How this check was done

We looked at the personal care or treatment records of people who use the service, carried out a visit on 2 December 2013, observed how people were being cared for and talked with people who use the service. We talked with staff and reviewed information given to us by the provider.

Our judgement

People were protected against the risks associated with medicines because the provider had appropriate arrangements in place to manage medicines.

Reasons for our judgement

We visited Risley Prison – Integrated Drugs Treatment Service (IDTS) on the 15 and 16 July 2013 and made a compliance action as we were concerned people who used the service were not sufficiently protected against the risks associated with medicines because the registered provider did not have appropriate arrangements in place to manage medicines.

We asked the registered provider to send us an action plan detailing what action they would take to become compliant. They sent us an action plan on the 14 August 2013.

We undertook a follow up inspection visit to Risley Prison – Integrated Drugs Treatment Service (IDTS) on the 2 December 2013 to see what action the registered provider had taken to become compliant.

We found since our last visit that the registered manager had put in place a number of measures to ensure the safe administration of medicines. This included an immediate medication audit, a review of medication records to deal with the omissions observed on records in July 2013, a review of staff training and the introduction of weekly medication audits.

We saw that where signature omissions were found on weekly audits this was dealt with individual staff members. We saw that following an improvement in medication administration records audit checks were done fortnightly and thereafter on a monthly basis.

Staff we spoke with said that they had attended team meetings to discuss safe medication administration procedures and they had updated their training in the administration and handling of controlled drugs. We saw evidence that nurses and health assistants had completed training and observational assessments of their competency to dispense and administer medication.

We spoke with a clinical lead from Crime Reduction Initiatives who told us that a monthly clinical governance meeting had been introduced and all nursing staff attended.

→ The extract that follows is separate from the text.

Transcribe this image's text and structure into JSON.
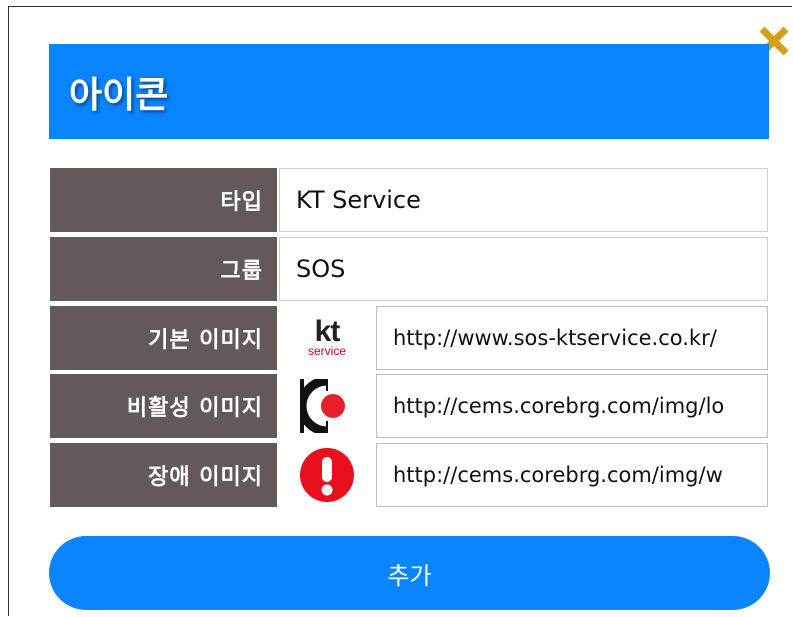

The meeting was used to facilitate the clinical supervision of nurses’ and provided an opportunity for peer support.

We saw staff responsible for administering medication observe all prisoners take their medication as in line with CRI's policy on supervised consumption. We saw that when a prisoner wasn’t on the wing their medication was returned to a controlled drugs cabinet and arrangements were made for the prisoner to receive this later. This meant that arrangements were in place and were adhered to and this ensured that prisoners received their medication in a safe way.

We looked at medication administration records and saw that staff were now completing records appropriately. We found that records were completed in full and there were no gaps. This meant that a clear audit trail of medication administered to prisoners was available.

We saw that since our last inspection the registered provider had purchased a lockable bag which was clean and of a sufficient size to store all medication being transported across the site in a safe way.

We were told of a medication incident that had occurred at the service since our last inspection. The incident was identified during the dispensing of medication and was reported to the registered manager. We found that the registered provider took appropriate action to protect the prisoner concerned and took action to prevent such an incident occurring again. At the time of our inspection an investigation of the incident remained on-going.

We spoke with commissioners for the service. They told us that they met quarterly with the registered manager for the service. They told us they were satisfied with the service that was provided at HMP Risley and that the service had successfully put a number of prisoners through detox during their time in the prison. They said: “They (CRI) have done very well at HMP Risley. They provide a good service.”

We spoke with a representative from NHS England who told us that CRI provided a good service within HMP Risley and one that moved in line with the government’s recovery agenda for substance